Suddenly, it’s looking like a really bad day’s about to turn into a really good night. “There’s no bad days on tour, Staffo,” Stackers reminds me. “You could be at home driving cabs, you know.” I grin.

I’m reminded that it doesn’t matter how small a venue is; if it’s full, you might as well be playing Madison Square Garden after all. Only a handful of people here will have heard HITS’ album – the same as last night’s show at the much bigger Pacific Parc – but everyone in the room who hasn’t wants to be here anyway, on the strength of word of mouth, much of it spread by Malik and Jenny themselves. It’s a Saturday night, and everyone wants to rock out.

Richie’s fired up. He wants to hit the unsuspecting crowd with more of the new songs tonight. The band tears out of the blocks with Loose Cannons, then Smash Hits, then G-Banger, none of them yet available, and although Tammy’s Mosrite’s not loud enough and Stacey’s guitar keeps going out of tune, the vibe is there and the crowd is into it.

By Take Your Pills, the band’s on fire – Stacey’s bent at the knees, pumping out the rhythm furiously.
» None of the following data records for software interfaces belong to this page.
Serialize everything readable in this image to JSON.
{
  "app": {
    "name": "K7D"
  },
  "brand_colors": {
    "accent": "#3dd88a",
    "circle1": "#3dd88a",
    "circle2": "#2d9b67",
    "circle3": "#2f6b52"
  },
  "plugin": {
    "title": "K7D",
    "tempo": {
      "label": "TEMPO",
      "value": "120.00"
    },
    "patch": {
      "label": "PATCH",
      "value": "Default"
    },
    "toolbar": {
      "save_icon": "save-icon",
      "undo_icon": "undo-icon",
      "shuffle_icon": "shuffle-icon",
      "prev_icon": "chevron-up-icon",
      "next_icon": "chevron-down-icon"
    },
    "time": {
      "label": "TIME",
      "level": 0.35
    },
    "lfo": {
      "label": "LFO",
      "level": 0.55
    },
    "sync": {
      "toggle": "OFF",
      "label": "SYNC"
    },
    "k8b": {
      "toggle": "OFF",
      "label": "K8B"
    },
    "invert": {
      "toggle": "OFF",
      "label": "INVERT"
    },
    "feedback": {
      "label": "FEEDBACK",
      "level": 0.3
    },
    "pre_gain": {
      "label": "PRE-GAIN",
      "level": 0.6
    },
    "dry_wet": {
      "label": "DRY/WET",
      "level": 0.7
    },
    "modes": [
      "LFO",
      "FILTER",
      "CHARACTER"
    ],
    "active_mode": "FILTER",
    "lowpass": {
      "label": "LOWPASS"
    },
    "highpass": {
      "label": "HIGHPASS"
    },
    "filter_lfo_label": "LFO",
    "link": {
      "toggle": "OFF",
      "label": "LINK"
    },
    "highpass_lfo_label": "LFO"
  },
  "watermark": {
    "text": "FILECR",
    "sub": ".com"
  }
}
She’s the most reserved member of the band, and her body language is a good indication of when a gig’s going well. Then the band plays its trump card. Bitter And Twisted is a new song – this is only the third time it’s been played live – and it’s a masterpiece, reminiscent of the slow, druggy menace of the Stooges’ I’m Sick Of You.

The band rips into a cover of I Need A Million, an obscure track by New York’s great, unheralded Laughing Dogs, and although probably no one recognises it, the crowd responds instantly to its irresistible surge of energy. There’s no question they know Joy Division’s Shadowplay, though: 40 French go mad. It’s a great show.

Later it’s just a long party. Drinks flow freely. Tamara scores some extremely smelly cheese, soon to be known as the Cheese of Death as it permeates our van.

“Let’s get busted for trying to smuggle cheese into Australia,” Richie says.

“We could put it up our arse in a condom,” Andy says. “At the beginning of the tour you’ll be scoring cheese. By the middle, you’ll have a dangerous habit. By the end you’ll be mainlining griere into your neck.”

Gregor caps the night by doing a haka. It’s a tour highlight. Richie thinks maybe he should start opening shows with it.